When should you tell your dentist about your Hepatitis B or C diagnosis?
For situations in which it's already been a while since your last cleaning at the time of your diagnosis, you'll want to contact your dentist's office relatively quickly. Although you don't necessarily have to inform your dentist's receptionist of this new development over the phone, getting a cleaning scheduled is important. The more bacteria permitted to build up on or between your teeth, the higher your odds of developing a gum infection or inflammation like gingivitis, which can put a strain on your already-overloaded immune system.
Once you've arrived at your appointment, you may want to discreetly inform the receptionist that you have another health issue to discuss with the dentist, or even slip a note while signing in if others are in within earshot in the waiting room. Although your dentist and staff should be taking all necessary precautions to prevent the spread of blood-borne pathogens like Hepatitis and HIV regardless of the status of any individual patients, letting your dentist know your status before he or she gloves up can give you the opportunity to ask any questions about what this can mean for your dental health as well as give your dentist a better idea of the pros and cons of the various treatment paths he or she may recommend.
What should you know about seeking dental care after being diagnosed with Hepatitis?

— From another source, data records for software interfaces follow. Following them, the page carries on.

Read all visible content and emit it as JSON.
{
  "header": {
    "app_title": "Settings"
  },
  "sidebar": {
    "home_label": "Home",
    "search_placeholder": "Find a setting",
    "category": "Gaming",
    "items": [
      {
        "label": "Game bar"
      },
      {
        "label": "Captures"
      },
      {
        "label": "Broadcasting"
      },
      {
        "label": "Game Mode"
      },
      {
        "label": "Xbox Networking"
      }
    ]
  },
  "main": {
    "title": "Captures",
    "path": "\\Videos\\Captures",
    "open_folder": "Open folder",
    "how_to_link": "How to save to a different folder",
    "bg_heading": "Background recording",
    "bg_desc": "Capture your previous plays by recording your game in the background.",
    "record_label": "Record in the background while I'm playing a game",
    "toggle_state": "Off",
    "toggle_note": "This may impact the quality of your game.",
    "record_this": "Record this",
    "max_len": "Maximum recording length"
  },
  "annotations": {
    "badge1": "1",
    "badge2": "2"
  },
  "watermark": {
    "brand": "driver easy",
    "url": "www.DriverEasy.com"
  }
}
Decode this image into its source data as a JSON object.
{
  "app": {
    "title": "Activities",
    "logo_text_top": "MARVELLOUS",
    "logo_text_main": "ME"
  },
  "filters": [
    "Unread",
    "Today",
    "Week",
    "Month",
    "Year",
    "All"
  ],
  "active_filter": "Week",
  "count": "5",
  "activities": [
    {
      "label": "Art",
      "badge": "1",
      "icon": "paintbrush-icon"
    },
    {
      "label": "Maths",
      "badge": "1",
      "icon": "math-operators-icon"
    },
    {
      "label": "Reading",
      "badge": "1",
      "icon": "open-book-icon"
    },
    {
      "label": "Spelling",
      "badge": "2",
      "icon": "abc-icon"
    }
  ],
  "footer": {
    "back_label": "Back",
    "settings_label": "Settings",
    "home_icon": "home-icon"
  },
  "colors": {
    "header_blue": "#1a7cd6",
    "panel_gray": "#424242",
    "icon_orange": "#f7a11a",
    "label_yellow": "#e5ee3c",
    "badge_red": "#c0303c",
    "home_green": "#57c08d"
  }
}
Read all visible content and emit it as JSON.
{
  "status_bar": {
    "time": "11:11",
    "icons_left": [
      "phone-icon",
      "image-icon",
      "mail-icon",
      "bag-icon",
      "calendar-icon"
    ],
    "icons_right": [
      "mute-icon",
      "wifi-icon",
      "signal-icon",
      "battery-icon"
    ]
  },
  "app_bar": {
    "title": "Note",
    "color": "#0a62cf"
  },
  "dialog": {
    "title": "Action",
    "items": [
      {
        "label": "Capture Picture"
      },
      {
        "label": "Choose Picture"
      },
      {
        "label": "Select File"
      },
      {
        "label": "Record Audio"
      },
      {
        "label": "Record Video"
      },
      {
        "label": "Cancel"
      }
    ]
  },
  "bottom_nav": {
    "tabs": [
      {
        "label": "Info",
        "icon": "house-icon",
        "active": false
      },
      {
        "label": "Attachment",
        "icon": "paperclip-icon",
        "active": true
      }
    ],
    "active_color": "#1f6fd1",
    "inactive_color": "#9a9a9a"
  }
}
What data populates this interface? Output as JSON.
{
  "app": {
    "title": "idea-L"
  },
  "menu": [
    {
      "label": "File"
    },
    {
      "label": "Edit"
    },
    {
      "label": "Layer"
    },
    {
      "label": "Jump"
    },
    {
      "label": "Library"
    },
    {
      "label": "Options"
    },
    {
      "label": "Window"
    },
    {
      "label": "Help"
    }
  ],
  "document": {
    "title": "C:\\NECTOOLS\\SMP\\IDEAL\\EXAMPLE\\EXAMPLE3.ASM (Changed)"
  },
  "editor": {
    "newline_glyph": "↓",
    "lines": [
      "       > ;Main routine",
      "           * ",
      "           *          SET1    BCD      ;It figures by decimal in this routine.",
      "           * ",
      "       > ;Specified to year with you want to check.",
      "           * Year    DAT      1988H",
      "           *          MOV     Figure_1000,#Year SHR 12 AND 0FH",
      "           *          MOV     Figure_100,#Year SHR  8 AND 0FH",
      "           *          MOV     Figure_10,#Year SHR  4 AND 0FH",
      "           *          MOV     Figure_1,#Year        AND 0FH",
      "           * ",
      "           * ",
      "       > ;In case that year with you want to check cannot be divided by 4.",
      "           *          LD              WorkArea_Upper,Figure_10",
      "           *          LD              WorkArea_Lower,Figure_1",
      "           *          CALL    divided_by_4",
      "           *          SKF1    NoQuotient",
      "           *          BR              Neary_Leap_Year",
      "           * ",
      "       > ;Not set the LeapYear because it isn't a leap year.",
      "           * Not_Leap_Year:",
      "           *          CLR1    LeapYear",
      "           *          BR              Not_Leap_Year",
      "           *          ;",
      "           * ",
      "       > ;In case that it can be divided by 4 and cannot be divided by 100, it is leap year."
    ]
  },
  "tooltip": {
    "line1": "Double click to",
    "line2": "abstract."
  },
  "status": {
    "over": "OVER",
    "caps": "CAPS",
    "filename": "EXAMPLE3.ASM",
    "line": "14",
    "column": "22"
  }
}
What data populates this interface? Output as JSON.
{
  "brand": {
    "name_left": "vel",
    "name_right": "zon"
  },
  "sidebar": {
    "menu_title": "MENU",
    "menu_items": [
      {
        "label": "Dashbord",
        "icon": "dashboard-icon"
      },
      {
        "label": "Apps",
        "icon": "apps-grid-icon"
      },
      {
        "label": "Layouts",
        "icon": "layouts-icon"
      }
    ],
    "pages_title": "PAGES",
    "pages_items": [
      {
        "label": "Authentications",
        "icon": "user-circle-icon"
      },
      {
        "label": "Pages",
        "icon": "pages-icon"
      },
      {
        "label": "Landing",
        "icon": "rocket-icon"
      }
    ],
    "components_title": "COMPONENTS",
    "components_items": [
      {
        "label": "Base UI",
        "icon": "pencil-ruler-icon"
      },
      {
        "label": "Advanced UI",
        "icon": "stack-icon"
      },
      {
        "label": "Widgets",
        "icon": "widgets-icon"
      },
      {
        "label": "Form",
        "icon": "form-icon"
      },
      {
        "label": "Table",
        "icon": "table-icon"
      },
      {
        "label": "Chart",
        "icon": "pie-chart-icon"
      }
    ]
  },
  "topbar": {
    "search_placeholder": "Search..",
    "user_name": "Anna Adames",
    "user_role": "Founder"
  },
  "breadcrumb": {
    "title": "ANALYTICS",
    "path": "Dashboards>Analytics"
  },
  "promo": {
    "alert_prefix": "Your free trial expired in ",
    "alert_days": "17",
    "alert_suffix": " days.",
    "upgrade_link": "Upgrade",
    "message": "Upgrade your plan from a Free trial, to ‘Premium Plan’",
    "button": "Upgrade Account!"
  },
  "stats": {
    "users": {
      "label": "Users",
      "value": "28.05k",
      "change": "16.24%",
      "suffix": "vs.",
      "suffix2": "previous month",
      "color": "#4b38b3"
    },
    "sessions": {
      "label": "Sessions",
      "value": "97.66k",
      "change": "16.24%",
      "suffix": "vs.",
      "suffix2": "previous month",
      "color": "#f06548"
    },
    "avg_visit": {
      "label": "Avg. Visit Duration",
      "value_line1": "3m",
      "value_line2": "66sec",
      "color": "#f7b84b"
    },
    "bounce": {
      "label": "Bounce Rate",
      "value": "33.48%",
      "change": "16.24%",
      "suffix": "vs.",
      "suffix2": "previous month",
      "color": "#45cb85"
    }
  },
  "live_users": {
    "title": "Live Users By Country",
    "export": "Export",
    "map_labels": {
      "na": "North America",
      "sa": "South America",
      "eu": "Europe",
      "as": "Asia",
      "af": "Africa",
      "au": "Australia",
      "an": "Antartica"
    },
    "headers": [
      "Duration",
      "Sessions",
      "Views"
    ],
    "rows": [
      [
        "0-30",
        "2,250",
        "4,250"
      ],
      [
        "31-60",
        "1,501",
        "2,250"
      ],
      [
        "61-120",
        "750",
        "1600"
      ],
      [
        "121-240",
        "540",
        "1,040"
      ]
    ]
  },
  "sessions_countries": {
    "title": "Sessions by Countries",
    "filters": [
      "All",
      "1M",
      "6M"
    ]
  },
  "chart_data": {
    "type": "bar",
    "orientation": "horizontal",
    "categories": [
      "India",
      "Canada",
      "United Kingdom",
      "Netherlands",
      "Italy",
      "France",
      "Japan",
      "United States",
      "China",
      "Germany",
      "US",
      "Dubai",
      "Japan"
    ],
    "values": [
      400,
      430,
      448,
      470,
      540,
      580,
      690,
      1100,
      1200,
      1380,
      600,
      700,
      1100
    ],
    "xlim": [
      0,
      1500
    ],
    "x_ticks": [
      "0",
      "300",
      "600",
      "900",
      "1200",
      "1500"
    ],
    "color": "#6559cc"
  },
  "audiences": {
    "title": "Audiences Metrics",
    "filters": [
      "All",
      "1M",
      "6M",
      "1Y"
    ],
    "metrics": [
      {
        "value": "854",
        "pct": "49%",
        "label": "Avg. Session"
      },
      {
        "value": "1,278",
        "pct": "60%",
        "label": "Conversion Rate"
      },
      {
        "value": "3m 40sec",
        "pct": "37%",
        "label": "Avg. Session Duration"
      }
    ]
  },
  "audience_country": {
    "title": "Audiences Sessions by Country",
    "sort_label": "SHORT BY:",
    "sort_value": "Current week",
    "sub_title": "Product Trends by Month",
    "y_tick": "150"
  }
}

Now more than ever, it's important to schedule regular cleanings and checkups with your dentist. Allowing minor tooth decay to continue unabated may put your gums and even jaw bones at risk of infection, straining your immune system as your white blood cells struggle to multitask. By performing cleanings on a regular basis and filling in any cavities (or even performing extractions) as necessary, your dentist can help you maintain a strong and healthy mouth even while dealing with other health issues.